◆ **Task directions**
Each line of the listing that includes the string "ffffff" is to be identified and copied.

◆ **Entries supplied**
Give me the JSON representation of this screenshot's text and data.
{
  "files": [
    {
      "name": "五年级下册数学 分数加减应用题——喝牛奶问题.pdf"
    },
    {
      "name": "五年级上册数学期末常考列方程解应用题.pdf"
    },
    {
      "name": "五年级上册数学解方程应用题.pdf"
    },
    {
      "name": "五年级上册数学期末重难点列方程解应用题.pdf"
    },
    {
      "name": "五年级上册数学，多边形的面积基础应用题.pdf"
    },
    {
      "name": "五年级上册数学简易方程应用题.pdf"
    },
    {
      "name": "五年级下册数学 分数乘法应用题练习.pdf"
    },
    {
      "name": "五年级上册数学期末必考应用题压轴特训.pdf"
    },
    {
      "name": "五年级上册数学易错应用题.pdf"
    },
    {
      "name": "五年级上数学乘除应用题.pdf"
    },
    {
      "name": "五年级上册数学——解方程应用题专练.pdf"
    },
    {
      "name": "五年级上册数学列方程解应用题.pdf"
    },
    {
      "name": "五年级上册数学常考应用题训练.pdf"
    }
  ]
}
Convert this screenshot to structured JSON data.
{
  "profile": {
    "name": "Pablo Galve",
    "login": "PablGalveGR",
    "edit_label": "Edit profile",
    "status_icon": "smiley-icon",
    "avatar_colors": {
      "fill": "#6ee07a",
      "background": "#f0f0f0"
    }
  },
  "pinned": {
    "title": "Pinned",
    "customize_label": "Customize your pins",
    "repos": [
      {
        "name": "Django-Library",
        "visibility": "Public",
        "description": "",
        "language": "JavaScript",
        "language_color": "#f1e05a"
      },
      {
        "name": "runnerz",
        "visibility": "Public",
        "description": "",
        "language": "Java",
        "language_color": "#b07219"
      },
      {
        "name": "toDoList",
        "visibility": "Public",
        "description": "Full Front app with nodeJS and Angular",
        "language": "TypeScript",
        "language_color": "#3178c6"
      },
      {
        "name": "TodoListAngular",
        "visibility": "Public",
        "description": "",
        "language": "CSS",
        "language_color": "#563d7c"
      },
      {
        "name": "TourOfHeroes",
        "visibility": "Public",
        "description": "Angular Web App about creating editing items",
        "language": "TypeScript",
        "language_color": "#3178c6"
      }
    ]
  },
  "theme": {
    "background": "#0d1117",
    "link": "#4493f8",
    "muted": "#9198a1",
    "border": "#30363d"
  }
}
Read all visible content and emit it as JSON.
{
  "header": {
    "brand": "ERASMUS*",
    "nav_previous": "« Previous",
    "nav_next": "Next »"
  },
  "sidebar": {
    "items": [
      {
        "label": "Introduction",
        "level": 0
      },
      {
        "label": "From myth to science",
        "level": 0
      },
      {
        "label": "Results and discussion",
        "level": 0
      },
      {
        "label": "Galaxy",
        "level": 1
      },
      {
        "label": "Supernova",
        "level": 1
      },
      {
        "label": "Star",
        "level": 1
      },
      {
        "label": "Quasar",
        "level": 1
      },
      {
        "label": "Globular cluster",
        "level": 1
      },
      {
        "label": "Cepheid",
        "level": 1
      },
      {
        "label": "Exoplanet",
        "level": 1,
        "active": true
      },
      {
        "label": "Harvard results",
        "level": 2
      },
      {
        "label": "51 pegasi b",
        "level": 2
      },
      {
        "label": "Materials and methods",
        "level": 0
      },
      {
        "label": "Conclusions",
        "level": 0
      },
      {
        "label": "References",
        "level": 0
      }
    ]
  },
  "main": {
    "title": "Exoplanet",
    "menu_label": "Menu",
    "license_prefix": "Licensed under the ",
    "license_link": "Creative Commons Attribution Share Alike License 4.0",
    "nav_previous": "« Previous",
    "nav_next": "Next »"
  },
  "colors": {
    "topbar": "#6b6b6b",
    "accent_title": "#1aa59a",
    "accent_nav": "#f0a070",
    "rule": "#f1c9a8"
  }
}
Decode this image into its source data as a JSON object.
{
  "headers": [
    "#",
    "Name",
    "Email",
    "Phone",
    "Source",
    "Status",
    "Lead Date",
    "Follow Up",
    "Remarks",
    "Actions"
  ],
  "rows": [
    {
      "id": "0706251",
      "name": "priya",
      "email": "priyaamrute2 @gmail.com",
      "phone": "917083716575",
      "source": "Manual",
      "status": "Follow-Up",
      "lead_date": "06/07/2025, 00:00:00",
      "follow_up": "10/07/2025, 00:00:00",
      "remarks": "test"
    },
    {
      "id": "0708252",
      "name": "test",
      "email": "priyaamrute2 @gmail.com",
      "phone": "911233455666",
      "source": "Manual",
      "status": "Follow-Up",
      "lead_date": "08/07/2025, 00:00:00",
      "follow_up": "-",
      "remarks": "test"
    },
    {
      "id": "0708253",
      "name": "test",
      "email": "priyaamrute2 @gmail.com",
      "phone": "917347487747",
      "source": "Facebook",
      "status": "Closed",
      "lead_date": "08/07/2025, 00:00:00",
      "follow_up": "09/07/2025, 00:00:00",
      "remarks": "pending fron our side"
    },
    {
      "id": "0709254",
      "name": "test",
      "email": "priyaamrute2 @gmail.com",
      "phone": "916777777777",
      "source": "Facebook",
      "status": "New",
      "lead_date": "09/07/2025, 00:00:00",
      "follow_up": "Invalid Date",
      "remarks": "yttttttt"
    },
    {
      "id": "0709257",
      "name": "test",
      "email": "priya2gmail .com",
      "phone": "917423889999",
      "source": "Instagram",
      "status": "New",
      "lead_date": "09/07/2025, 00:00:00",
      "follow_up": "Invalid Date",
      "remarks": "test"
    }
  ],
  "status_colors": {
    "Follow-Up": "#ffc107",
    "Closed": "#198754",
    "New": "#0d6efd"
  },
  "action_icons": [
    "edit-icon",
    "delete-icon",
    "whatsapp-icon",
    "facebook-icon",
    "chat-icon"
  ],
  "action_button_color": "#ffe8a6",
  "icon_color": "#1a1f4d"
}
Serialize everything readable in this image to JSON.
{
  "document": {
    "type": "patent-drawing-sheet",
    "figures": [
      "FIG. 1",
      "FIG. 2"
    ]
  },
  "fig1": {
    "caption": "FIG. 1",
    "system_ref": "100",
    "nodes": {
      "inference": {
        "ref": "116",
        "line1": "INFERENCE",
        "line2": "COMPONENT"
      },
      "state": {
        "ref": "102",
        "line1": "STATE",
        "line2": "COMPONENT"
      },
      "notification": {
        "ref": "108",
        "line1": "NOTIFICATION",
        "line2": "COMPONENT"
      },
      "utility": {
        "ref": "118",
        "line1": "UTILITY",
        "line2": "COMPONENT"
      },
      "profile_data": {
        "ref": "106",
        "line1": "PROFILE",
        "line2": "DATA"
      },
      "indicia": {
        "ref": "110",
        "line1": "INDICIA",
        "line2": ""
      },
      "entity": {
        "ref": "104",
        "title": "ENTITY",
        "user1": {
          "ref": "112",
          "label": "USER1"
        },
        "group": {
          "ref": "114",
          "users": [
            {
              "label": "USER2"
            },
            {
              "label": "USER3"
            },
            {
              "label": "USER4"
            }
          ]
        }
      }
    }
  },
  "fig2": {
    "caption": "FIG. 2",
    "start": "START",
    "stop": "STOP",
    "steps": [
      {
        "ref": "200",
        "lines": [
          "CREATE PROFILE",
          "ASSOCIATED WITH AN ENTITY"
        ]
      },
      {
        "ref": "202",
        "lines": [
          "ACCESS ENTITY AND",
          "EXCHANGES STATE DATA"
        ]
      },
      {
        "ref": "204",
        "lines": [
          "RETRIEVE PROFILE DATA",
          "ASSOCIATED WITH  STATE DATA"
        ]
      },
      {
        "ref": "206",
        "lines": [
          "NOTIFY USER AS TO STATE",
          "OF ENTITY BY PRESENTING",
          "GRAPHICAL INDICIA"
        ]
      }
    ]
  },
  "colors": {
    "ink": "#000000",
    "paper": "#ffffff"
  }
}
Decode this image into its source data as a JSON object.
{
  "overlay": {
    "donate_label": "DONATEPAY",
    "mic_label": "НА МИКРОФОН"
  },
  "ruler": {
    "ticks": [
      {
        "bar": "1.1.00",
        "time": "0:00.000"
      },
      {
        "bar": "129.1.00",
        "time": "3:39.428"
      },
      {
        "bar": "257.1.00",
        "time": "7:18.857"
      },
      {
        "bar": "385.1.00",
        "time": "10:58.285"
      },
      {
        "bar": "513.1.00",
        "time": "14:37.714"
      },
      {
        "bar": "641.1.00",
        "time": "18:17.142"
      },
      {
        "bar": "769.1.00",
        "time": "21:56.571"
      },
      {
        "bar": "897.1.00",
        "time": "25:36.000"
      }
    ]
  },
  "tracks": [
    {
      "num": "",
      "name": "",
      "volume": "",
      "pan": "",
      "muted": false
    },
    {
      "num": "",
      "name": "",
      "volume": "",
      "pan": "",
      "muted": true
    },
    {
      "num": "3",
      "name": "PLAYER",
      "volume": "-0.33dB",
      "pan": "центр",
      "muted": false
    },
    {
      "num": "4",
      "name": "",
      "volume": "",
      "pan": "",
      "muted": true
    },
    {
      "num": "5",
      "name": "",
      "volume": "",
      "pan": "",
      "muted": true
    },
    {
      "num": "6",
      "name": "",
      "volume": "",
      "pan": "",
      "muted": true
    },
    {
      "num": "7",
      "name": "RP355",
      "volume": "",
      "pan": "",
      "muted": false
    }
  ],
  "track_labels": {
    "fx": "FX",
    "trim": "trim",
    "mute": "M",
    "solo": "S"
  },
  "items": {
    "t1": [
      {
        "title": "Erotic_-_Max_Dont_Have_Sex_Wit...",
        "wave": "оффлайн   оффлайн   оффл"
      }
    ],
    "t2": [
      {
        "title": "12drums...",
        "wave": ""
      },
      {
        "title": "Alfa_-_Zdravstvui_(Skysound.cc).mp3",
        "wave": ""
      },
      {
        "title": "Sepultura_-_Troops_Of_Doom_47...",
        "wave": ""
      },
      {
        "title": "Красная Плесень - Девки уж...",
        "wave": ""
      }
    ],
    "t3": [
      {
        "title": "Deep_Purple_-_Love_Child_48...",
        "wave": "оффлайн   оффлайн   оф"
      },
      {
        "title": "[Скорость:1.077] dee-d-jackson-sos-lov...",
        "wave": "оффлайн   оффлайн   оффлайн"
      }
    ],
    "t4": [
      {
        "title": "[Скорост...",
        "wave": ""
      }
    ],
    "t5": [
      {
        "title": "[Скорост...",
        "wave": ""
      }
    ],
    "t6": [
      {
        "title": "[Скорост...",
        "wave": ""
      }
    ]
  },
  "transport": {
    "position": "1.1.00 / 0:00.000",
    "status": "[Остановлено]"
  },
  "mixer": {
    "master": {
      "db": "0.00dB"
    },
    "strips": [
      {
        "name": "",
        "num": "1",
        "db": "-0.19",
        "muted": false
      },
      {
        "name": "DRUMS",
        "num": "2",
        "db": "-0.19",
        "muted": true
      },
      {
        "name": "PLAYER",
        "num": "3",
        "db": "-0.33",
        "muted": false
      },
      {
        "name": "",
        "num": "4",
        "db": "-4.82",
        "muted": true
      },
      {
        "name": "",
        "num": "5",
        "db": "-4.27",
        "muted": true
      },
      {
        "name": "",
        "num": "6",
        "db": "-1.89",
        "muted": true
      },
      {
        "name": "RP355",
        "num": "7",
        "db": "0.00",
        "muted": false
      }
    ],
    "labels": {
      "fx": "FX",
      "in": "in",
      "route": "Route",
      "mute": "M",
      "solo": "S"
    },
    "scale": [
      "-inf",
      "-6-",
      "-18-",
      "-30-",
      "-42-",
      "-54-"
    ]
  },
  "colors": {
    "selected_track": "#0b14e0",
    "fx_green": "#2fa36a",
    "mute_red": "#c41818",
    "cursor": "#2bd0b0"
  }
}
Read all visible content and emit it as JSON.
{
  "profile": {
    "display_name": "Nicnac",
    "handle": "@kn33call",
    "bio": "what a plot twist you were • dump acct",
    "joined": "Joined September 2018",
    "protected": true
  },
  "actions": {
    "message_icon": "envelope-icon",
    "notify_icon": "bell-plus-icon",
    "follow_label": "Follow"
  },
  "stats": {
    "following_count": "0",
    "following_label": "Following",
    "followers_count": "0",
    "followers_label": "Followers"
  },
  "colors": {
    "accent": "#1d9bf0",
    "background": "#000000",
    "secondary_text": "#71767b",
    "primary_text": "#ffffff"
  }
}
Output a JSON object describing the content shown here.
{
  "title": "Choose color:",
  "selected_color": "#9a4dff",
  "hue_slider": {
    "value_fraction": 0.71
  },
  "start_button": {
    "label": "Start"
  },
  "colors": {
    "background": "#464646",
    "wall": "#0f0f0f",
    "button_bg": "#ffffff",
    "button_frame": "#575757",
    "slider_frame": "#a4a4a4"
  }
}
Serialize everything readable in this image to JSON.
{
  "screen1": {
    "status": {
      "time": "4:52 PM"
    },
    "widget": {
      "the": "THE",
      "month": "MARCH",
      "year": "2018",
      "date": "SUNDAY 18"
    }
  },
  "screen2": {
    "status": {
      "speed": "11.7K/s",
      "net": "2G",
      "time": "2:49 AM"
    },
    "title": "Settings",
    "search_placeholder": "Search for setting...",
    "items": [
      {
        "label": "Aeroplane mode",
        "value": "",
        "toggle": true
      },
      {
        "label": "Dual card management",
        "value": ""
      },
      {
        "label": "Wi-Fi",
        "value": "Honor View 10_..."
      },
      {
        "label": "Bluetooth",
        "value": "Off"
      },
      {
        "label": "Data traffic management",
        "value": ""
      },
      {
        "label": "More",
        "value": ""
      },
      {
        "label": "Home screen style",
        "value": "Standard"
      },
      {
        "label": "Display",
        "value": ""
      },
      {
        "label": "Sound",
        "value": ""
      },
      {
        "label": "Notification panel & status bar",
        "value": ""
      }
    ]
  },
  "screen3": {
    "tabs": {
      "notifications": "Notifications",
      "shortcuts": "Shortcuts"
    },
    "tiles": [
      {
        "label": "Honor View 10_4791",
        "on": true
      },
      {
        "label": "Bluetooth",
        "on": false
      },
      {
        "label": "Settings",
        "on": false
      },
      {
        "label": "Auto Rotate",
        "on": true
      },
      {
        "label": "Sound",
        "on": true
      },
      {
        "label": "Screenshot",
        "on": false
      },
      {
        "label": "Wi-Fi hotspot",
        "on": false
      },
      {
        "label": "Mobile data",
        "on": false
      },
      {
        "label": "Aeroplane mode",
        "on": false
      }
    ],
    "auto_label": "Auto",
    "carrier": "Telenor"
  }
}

◆ **Your response**
    "paper": "#ffffff"
    "primary_text": "#ffffff"
    "button_bg": "#ffffff",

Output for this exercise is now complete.